GUATEMALA CITY (Reuters) – Guatemala’s Supreme Court yesterday ratified the extradition of Javier Duarte, a former state governor from Mexico’s ruling party wanted on charges of embezzlement and organized crime, and he could soon be turned over to Mexican authorities, a top official said.
Carlos Morales, Guatemala’s foreign minister, told reporters that the Mexican embassy in the Central American nation had been notified that the court’s ruling allowed for Duarte to be taken to Mexico as soon as Mexican authorities can put him on a plane.
“As of this afternoon, we are able to hand over Duarte in an hour, in two hours, if Mexico wants it that way,” he said.
An official at Mexico’s attorney general’s office said they did not expect to bring Duarte back to Mexico in the coming hours.
Duarte, who governed Veracruz for President Enrique Pena Nieto’s Institutional Revolutionary Party (PRI) until last year, denies any wrongdoing.
He was arrested in Guatemala in April after more than five months on the run.
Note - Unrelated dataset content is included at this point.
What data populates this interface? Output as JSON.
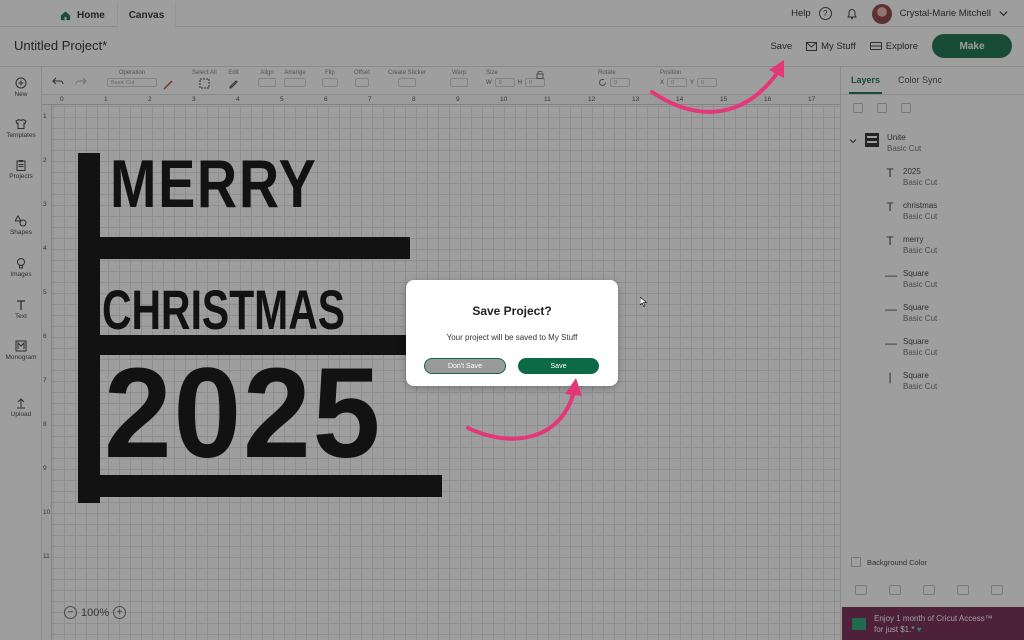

He disappeared last October after he stepped down from office and authorities issued an arrest warrant.
He is now facing state-level and federal charges relating to accusations he used state institutions to funnel public funds into private companies.
Duarte has been held in a military prison in the Guatemalan capital since his arrest.
Under Duarte’s rule, the oil-rich state of Veracruz saw a spike in gang violence and kidnappings. Accusations of widespread corruption in his administration had become an embarrassment for Pena Nieto.